*Required work*: Using the entries that follow, count the lines containing the word "INTC" and give that number by itself.

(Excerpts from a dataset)

..............................

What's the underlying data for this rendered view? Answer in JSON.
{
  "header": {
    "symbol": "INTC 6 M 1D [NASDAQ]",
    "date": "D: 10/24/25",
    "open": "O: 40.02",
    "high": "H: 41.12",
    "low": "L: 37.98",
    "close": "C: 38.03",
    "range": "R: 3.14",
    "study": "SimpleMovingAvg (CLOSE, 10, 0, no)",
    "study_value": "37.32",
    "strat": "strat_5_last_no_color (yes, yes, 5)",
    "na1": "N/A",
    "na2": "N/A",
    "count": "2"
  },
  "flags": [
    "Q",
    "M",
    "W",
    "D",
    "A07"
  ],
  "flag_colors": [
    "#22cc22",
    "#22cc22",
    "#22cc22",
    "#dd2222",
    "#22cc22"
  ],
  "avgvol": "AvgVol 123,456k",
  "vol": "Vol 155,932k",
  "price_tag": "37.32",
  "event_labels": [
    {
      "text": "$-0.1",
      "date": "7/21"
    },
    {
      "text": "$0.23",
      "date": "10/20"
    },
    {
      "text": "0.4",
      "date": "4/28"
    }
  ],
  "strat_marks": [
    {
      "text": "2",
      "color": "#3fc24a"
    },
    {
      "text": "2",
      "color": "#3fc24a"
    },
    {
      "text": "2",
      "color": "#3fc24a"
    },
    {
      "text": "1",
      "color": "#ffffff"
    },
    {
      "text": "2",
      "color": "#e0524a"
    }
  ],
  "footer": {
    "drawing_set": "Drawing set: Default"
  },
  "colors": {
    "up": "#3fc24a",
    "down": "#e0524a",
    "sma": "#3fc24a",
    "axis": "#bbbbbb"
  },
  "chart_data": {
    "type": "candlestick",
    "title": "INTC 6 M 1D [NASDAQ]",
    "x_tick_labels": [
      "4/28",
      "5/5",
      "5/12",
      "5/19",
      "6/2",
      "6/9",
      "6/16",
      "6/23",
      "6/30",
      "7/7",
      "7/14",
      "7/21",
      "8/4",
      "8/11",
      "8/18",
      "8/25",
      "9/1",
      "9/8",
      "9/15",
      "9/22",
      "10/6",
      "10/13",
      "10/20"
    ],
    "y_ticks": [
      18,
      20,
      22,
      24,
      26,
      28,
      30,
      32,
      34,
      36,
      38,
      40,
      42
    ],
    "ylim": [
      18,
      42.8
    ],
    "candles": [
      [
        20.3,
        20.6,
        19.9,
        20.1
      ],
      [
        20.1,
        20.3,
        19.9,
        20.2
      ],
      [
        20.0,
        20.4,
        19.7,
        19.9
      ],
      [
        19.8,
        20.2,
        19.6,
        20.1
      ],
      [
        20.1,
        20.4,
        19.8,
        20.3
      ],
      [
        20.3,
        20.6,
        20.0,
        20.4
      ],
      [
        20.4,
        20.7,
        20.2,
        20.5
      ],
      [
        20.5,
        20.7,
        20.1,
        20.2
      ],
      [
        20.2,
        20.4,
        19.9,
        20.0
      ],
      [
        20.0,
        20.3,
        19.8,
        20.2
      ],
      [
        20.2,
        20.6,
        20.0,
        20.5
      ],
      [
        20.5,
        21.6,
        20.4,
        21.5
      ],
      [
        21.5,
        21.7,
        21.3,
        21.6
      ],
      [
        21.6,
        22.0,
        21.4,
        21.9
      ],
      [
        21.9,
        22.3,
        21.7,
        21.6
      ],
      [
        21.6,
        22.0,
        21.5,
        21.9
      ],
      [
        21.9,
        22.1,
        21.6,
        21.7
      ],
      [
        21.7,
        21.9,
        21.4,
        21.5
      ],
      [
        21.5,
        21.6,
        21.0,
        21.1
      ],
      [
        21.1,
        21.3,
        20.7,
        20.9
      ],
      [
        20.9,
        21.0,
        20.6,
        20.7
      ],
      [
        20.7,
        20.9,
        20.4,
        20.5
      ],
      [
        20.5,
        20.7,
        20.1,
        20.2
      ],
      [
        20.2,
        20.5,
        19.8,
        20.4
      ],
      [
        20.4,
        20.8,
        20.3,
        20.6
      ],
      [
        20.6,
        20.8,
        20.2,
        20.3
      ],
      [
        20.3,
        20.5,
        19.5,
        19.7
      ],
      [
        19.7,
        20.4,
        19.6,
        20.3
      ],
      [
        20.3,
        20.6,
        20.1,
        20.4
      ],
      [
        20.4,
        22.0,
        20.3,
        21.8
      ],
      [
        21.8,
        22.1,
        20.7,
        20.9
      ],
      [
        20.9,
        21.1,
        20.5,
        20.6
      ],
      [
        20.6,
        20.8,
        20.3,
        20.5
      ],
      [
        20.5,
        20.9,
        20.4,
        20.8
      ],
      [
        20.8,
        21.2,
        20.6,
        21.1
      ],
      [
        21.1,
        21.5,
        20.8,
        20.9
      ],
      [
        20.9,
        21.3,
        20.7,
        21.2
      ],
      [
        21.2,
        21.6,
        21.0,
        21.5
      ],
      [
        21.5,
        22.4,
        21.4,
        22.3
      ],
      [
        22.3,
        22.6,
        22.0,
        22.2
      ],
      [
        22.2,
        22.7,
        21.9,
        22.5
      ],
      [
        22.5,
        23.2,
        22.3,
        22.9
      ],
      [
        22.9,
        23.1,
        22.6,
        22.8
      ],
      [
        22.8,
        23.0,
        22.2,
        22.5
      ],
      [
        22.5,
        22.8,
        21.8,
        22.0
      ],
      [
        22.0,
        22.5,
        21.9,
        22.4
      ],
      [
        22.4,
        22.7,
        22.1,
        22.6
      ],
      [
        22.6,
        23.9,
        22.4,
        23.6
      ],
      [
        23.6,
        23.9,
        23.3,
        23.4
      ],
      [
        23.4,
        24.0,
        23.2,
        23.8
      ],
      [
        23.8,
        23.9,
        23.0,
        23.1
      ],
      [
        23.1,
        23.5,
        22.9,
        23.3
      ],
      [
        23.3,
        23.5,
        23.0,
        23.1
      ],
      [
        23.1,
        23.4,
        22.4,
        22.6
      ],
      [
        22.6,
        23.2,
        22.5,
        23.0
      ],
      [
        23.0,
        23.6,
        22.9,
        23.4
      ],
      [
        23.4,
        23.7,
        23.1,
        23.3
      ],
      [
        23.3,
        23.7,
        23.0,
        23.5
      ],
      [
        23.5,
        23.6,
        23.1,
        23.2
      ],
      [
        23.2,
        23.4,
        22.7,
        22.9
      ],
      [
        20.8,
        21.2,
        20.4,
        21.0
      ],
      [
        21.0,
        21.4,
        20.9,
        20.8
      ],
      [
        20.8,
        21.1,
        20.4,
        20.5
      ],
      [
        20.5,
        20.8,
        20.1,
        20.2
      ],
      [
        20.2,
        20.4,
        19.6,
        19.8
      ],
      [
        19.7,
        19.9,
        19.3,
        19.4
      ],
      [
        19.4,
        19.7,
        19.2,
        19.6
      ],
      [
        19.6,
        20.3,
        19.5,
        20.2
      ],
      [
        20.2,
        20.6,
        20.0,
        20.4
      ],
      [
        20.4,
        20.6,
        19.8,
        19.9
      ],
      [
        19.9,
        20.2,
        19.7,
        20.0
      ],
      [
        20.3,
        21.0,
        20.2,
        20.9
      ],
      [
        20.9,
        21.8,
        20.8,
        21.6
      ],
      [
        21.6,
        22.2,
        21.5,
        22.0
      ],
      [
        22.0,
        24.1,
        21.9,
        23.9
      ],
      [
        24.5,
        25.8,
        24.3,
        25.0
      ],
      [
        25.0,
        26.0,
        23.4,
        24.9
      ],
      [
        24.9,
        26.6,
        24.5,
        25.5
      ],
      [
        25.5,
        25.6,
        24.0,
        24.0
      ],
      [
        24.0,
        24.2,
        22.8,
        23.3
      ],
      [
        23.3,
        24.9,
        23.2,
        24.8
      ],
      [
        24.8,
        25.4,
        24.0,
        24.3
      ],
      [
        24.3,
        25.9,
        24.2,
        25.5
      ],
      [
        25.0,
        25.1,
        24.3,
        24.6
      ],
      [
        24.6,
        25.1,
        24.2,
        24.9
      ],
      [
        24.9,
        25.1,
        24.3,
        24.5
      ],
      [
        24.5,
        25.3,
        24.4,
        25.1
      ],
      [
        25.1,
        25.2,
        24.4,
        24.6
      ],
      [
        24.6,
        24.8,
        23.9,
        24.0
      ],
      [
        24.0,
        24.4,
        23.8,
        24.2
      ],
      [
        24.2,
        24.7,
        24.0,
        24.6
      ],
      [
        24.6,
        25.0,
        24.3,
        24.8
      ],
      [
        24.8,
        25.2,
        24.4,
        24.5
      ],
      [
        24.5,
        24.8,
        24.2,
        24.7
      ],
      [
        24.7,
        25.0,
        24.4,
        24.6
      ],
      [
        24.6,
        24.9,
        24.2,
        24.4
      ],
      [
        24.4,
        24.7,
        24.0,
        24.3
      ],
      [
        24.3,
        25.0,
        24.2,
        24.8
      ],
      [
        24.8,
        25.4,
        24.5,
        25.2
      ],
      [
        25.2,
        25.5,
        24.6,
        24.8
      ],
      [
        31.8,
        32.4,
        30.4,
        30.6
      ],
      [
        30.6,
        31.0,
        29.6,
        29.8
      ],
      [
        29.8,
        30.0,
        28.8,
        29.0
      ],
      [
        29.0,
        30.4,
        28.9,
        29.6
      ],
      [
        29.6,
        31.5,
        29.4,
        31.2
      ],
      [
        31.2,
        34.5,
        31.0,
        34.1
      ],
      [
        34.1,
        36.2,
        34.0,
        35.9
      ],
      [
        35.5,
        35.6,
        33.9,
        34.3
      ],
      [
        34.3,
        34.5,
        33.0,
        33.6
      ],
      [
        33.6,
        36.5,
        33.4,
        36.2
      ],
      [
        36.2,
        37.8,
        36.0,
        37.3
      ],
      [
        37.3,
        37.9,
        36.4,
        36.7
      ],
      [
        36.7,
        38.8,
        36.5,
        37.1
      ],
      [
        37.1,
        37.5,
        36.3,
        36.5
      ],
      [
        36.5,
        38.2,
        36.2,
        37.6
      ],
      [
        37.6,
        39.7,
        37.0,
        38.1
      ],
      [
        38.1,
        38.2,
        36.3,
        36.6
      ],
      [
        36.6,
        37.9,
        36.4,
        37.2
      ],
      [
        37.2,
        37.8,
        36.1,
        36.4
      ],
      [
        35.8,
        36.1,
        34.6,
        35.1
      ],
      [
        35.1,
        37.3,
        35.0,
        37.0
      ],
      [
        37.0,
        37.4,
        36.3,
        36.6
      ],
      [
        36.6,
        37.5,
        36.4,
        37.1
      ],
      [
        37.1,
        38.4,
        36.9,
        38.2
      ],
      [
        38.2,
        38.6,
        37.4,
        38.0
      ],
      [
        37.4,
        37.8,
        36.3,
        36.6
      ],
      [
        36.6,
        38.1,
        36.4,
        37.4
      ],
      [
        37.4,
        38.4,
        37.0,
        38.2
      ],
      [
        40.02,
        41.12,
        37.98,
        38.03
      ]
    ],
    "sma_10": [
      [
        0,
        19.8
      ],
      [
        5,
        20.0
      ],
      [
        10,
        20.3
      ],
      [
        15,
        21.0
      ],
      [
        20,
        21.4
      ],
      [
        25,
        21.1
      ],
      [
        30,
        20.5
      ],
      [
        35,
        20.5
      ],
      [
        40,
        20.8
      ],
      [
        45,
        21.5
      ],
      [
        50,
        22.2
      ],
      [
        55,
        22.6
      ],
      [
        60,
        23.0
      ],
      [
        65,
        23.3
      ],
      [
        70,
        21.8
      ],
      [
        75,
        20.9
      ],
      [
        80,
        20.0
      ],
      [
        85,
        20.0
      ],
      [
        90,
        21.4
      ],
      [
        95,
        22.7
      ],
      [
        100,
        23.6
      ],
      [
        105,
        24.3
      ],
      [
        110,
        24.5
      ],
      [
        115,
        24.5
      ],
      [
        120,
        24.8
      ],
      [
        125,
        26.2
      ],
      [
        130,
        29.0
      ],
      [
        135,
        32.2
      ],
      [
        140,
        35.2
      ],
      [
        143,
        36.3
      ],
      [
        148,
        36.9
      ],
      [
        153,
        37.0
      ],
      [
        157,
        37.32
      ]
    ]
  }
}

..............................

*Completed task*: 2